According to a new study, diabetes risk may be doubled for individuals who consume more than two soft drinks a day, regardless of whether the beverages consist of sugar or artificial sweeteners.
From this new study, researchers analyzed more than 2,800 people, and found that the consumption of a minimum of two 200-milliliter sugary or artificially sweetened soft drinks per day was linked to a twofold greater risk of type 2diabetes, as well as a form of type 1 diabetes known as latent autoimmune diabetes of adults (LADA).
Lead Study author Josefin Edwall Löfvenborg and colleagues published their findings in the European Journal of Endocrinology.

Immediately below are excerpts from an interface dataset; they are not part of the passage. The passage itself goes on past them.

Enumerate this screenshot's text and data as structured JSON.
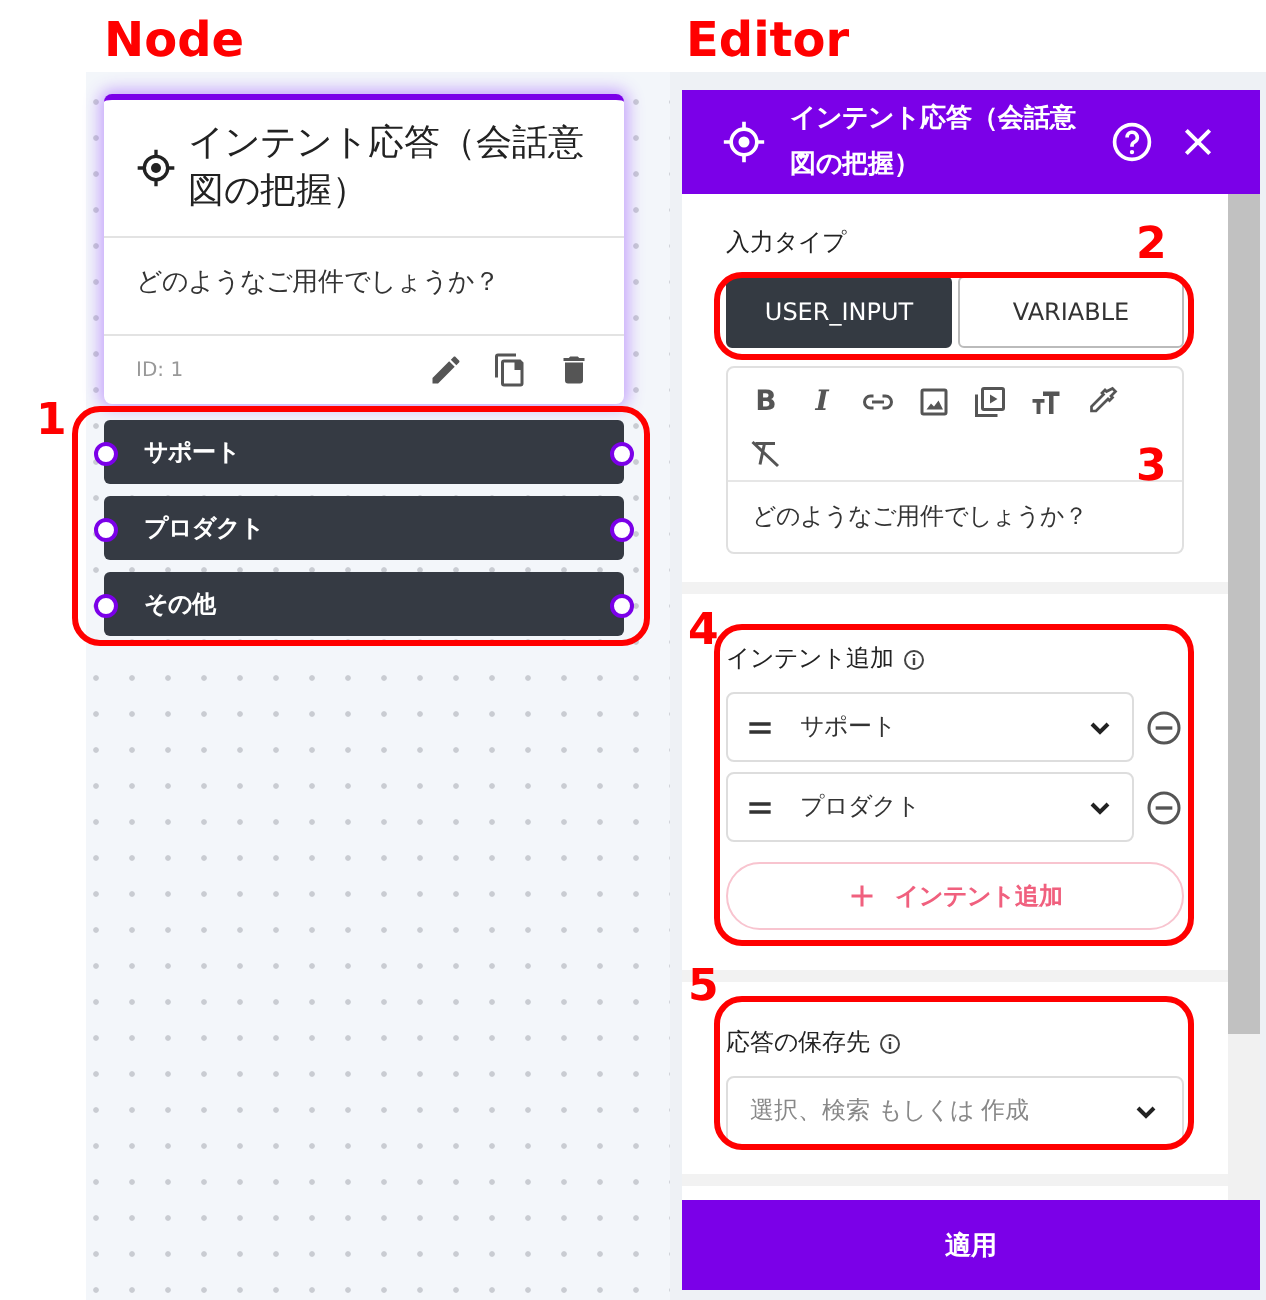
{
  "annotations": {
    "labels": [
      {
        "text": "Node"
      },
      {
        "text": "Editor"
      }
    ],
    "markers": [
      "1",
      "2",
      "3",
      "4",
      "5"
    ]
  },
  "node": {
    "title": "インテント応答（会話意図の把握）",
    "message": "どのようなご用件でしょうか？",
    "id_label": "ID: 1",
    "selected": true,
    "outputs": [
      {
        "label": "サポート"
      },
      {
        "label": "プロダクト"
      },
      {
        "label": "その他"
      }
    ]
  },
  "editor": {
    "title": "インテント応答（会話意図の把握）",
    "input_type": {
      "label": "入力タイプ",
      "options": [
        {
          "label": "USER_INPUT",
          "selected": true
        },
        {
          "label": "VARIABLE",
          "selected": false
        }
      ]
    },
    "toolbar_glyphs": [
      "B",
      "I"
    ],
    "message": "どのようなご用件でしょうか？",
    "intents": {
      "label": "インテント追加",
      "items": [
        {
          "value": "サポート"
        },
        {
          "value": "プロダクト"
        }
      ],
      "add_button": "インテント追加"
    },
    "save_to": {
      "label": "応答の保存先",
      "placeholder": "選択、検索 もしくは 作成"
    },
    "apply_button": "適用"
  }
}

It is estimated that about 29.1 million Americans – i.e., about 9.3 % of the population – have diabetes.
Type 2diabetes is the most common form of the condition, accounting for about 90-95 % of all cases. This arises when cells in the body fail to efficiently use the hormone insulin – well-known as insulin resistance – resulting in rise of blood sugar levels.

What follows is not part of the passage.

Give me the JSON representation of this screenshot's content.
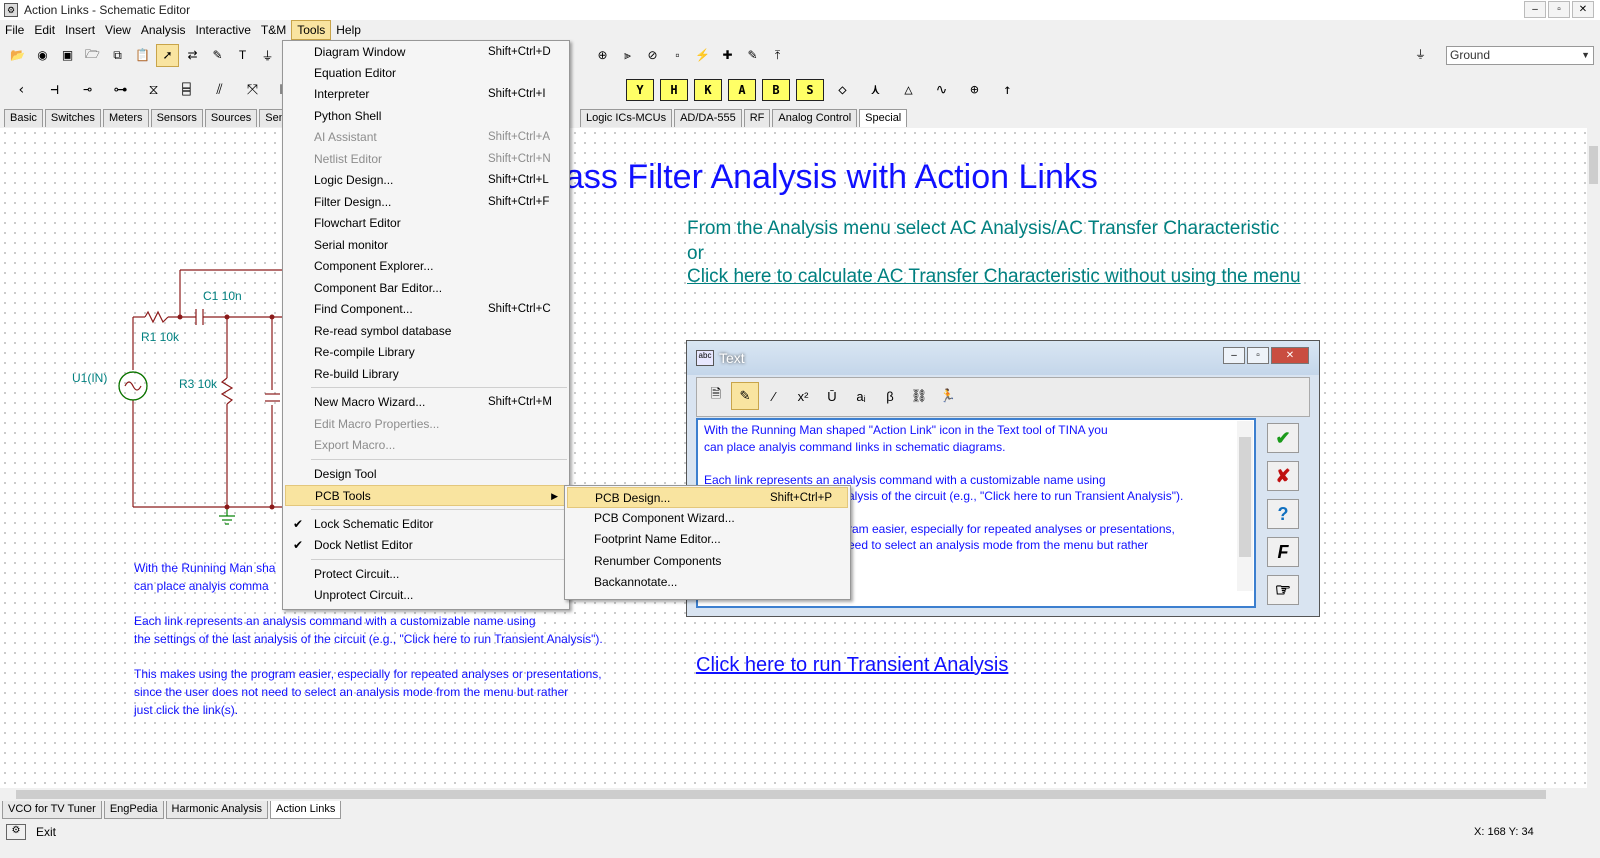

Type 1 diabetes accounts for about 5-10 % of diabetes cases. It is considered an autoimmune disease, where the immune system mistakenly attacks insulin producing beta cells in the pancreas, resulting in little or no insulin production.
LADA is a sub-type of type 1 diabetes. It is a slow progressing condition that typically develops later in adulthood, generally between the age groups of 30-50 years.
LADA is usually referred to as “type 1.5” diabetes, as it shares some characteristics of both type 1 and type 2; it is considered to be an autoimmune disease like type 1, but it also incorporates insulin resistance like type 2.
Soft drinks and diabetes threat
Previous research has demonstrated a link between high consumption of sugary drinks and type 2 diabetes; this effect has basically been attributed to the weight gain associated with high sugary drink consumption.
In this latest research, Löfvenborg and team aimed to investigate whether artificially sweetened soft drinks might have the same effect, and whether soft drink consumption – both sugary and artificially sweetened – might affect the development of LADA.
The research included more than 2,800 Swedish adults, of whom 1,136 had type 2 diabetes, 357 had LADA, and 1,137 were healthy controls. The team analyzed the self-reported dietary data of each adult, looking specifically at the number of soft drinks consumed up to 1 year prior to diabetes diagnosis. Volunteers’ insulin resistance levels, beta cell function, and autoimmune reaction were also assessed.
The researchers found that people who reported consuming at least two 200-milliliter servings of soft drinks a day – regardless of whether they contained sugar or synthetic sweetener – were two times as likely to develop LADA and 2.4 times more likely to develop type 2 diabetes, as compared with those who consumed fewer than two soft drinks daily.
In addition, adults who consumed five 200-milliliter servings of soft drinks daily were found to be at 3.5 times greater risk of LADA and 10.5 times greater risk of type 2 diabetes, regardless of whether the drinks were sugary or synthetically sweetened.
Commenting on their research, lead author Josefin Edwall Löfvenborg said,“I would recommend individuals to limit their intake of sugary soft drinks, both considering risk of diabetes and other negative health effects, such as high calorific value resulting in overweight, poor dental health and such.
As for artificially sweetened soft drinks, there is no nutritional value in consuming them. But even though there are suggested mechanisms and accumulating evidence suggesting adverse health effects, I still think we need to investigate this further before making any recommendations.”